Your assignment :: Every record that follows should be output exactly as it is given.
[[ Material shown open ]]
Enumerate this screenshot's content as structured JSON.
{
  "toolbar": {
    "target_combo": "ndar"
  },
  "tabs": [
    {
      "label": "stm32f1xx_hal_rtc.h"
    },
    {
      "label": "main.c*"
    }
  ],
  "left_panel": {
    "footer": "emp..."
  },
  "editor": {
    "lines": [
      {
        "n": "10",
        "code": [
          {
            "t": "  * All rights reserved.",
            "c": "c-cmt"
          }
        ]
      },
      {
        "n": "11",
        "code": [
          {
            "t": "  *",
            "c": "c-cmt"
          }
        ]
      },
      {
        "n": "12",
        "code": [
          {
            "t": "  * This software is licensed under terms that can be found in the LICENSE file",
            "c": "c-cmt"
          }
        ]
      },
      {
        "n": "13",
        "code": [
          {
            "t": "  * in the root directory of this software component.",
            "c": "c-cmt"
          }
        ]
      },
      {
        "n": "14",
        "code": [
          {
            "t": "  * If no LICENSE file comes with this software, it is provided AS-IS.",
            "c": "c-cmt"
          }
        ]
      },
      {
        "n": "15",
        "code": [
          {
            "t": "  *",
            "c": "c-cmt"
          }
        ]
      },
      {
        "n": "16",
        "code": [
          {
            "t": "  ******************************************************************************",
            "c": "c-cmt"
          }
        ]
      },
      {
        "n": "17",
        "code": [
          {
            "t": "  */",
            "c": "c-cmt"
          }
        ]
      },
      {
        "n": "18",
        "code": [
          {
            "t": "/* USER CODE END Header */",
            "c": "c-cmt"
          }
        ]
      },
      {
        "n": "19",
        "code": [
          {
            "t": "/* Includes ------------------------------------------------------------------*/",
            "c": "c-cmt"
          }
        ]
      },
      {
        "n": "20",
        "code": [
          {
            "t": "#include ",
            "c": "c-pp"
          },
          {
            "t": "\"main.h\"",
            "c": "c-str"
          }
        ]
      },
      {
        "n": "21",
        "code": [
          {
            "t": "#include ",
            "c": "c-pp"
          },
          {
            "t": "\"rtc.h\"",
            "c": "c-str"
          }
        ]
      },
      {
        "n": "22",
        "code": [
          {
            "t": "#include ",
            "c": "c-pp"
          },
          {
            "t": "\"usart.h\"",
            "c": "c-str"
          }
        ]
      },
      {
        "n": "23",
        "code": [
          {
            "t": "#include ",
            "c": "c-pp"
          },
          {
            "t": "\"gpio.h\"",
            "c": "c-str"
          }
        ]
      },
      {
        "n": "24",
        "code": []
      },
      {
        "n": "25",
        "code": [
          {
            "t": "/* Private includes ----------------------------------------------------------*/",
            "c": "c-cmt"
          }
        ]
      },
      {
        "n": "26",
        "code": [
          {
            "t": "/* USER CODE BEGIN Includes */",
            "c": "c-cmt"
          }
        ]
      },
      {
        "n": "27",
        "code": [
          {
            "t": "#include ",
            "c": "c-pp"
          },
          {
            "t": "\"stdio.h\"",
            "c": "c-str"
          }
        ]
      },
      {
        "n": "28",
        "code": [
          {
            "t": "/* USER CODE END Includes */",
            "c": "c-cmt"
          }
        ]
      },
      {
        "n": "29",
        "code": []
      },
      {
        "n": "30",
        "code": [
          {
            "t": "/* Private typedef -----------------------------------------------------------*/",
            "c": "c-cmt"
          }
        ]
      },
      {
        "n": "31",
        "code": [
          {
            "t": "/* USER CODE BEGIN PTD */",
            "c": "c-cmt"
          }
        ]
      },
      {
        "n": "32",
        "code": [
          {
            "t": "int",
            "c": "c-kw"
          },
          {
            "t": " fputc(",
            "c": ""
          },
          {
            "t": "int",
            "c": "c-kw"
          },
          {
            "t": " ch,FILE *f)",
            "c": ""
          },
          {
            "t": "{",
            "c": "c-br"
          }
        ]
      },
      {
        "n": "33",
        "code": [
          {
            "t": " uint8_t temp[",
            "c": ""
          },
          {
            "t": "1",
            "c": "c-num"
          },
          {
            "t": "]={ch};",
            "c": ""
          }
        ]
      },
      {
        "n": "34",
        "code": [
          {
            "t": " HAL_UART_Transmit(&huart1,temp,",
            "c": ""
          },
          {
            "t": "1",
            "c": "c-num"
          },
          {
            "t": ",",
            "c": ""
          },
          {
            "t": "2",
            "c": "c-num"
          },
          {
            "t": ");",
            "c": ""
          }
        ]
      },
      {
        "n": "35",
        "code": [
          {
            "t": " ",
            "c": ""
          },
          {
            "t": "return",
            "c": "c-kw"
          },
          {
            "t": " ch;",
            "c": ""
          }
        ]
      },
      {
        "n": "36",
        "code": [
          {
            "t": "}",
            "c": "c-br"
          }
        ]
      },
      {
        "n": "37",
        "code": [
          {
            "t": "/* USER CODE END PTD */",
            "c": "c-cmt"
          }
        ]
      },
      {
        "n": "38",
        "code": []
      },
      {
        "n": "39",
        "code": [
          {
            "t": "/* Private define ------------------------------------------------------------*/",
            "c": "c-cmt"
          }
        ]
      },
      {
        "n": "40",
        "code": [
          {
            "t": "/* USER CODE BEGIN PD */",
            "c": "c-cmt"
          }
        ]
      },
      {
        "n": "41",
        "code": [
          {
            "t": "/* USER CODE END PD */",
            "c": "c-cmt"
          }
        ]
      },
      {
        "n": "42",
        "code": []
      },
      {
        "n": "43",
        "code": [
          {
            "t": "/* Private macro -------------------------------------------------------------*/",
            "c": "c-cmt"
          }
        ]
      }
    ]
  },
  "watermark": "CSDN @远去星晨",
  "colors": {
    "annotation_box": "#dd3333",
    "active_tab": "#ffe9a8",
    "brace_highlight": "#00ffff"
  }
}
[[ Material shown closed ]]
Response below ::
Enumerate this screenshot's content as structured JSON.
{
  "toolbar": {
    "target_combo": "ndar"
  },
  "tabs": [
    {
      "label": "stm32f1xx_hal_rtc.h"
    },
    {
      "label": "main.c*"
    }
  ],
  "left_panel": {
    "footer": "emp..."
  },
  "editor": {
    "lines": [
      {
        "n": "10",
        "code": [
          {
            "t": "  * All rights reserved.",
            "c": "c-cmt"
          }
        ]
      },
      {
        "n": "11",
        "code": [
          {
            "t": "  *",
            "c": "c-cmt"
          }
        ]
      },
      {
        "n": "12",
        "code": [
          {
            "t": "  * This software is licensed under terms that can be found in the LICENSE file",
            "c": "c-cmt"
          }
        ]
      },
      {
        "n": "13",
        "code": [
          {
            "t": "  * in the root directory of this software component.",
            "c": "c-cmt"
          }
        ]
      },
      {
        "n": "14",
        "code": [
          {
            "t": "  * If no LICENSE file comes with this software, it is provided AS-IS.",
            "c": "c-cmt"
          }
        ]
      },
      {
        "n": "15",
        "code": [
          {
            "t": "  *",
            "c": "c-cmt"
          }
        ]
      },
      {
        "n": "16",
        "code": [
          {
            "t": "  ******************************************************************************",
            "c": "c-cmt"
          }
        ]
      },
      {
        "n": "17",
        "code": [
          {
            "t": "  */",
            "c": "c-cmt"
          }
        ]
      },
      {
        "n": "18",
        "code": [
          {
            "t": "/* USER CODE END Header */",
            "c": "c-cmt"
          }
        ]
      },
      {
        "n": "19",
        "code": [
          {
            "t": "/* Includes ------------------------------------------------------------------*/",
            "c": "c-cmt"
          }
        ]
      },
      {
        "n": "20",
        "code": [
          {
            "t": "#include ",
            "c": "c-pp"
          },
          {
            "t": "\"main.h\"",
            "c": "c-str"
          }
        ]
      },
      {
        "n": "21",
        "code": [
          {
            "t": "#include ",
            "c": "c-pp"
          },
          {
            "t": "\"rtc.h\"",
            "c": "c-str"
          }
        ]
      },
      {
        "n": "22",
        "code": [
          {
            "t": "#include ",
            "c": "c-pp"
          },
          {
            "t": "\"usart.h\"",
            "c": "c-str"
          }
        ]
      },
      {
        "n": "23",
        "code": [
          {
            "t": "#include ",
            "c": "c-pp"
          },
          {
            "t": "\"gpio.h\"",
            "c": "c-str"
          }
        ]
      },
      {
        "n": "24",
        "code": []
      },
      {
        "n": "25",
        "code": [
          {
            "t": "/* Private includes ----------------------------------------------------------*/",
            "c": "c-cmt"
          }
        ]
      },
      {
        "n": "26",
        "code": [
          {
            "t": "/* USER CODE BEGIN Includes */",
            "c": "c-cmt"
          }
        ]
      },
      {
        "n": "27",
        "code": [
          {
            "t": "#include ",
            "c": "c-pp"
          },
          {
            "t": "\"stdio.h\"",
            "c": "c-str"
          }
        ]
      },
      {
        "n": "28",
        "code": [
          {
            "t": "/* USER CODE END Includes */",
            "c": "c-cmt"
          }
        ]
      },
      {
        "n": "29",
        "code": []
      },
      {
        "n": "30",
        "code": [
          {
            "t": "/* Private typedef -----------------------------------------------------------*/",
            "c": "c-cmt"
          }
        ]
      },
      {
        "n": "31",
        "code": [
          {
            "t": "/* USER CODE BEGIN PTD */",
            "c": "c-cmt"
          }
        ]
      },
      {
        "n": "32",
        "code": [
          {
            "t": "int",
            "c": "c-kw"
          },
          {
            "t": " fputc(",
            "c": ""
          },
          {
            "t": "int",
            "c": "c-kw"
          },
          {
            "t": " ch,FILE *f)",
            "c": ""
          },
          {
            "t": "{",
            "c": "c-br"
          }
        ]
      },
      {
        "n": "33",
        "code": [
          {
            "t": " uint8_t temp[",
            "c": ""
          },
          {
            "t": "1",
            "c": "c-num"
          },
          {
            "t": "]={ch};",
            "c": ""
          }
        ]
      },
      {
        "n": "34",
        "code": [
          {
            "t": " HAL_UART_Transmit(&huart1,temp,",
            "c": ""
          },
          {
            "t": "1",
            "c": "c-num"
          },
          {
            "t": ",",
            "c": ""
          },
          {
            "t": "2",
            "c": "c-num"
          },
          {
            "t": ");",
            "c": ""
          }
        ]
      },
      {
        "n": "35",
        "code": [
          {
            "t": " ",
            "c": ""
          },
          {
            "t": "return",
            "c": "c-kw"
          },
          {
            "t": " ch;",
            "c": ""
          }
        ]
      },
      {
        "n": "36",
        "code": [
          {
            "t": "}",
            "c": "c-br"
          }
        ]
      },
      {
        "n": "37",
        "code": [
          {
            "t": "/* USER CODE END PTD */",
            "c": "c-cmt"
          }
        ]
      },
      {
        "n": "38",
        "code": []
      },
      {
        "n": "39",
        "code": [
          {
            "t": "/* Private define ------------------------------------------------------------*/",
            "c": "c-cmt"
          }
        ]
      },
      {
        "n": "40",
        "code": [
          {
            "t": "/* USER CODE BEGIN PD */",
            "c": "c-cmt"
          }
        ]
      },
      {
        "n": "41",
        "code": [
          {
            "t": "/* USER CODE END PD */",
            "c": "c-cmt"
          }
        ]
      },
      {
        "n": "42",
        "code": []
      },
      {
        "n": "43",
        "code": [
          {
            "t": "/* Private macro -------------------------------------------------------------*/",
            "c": "c-cmt"
          }
        ]
      }
    ]
  },
  "watermark": "CSDN @远去星晨",
  "colors": {
    "annotation_box": "#dd3333",
    "active_tab": "#ffe9a8",
    "brace_highlight": "#00ffff"
  }
}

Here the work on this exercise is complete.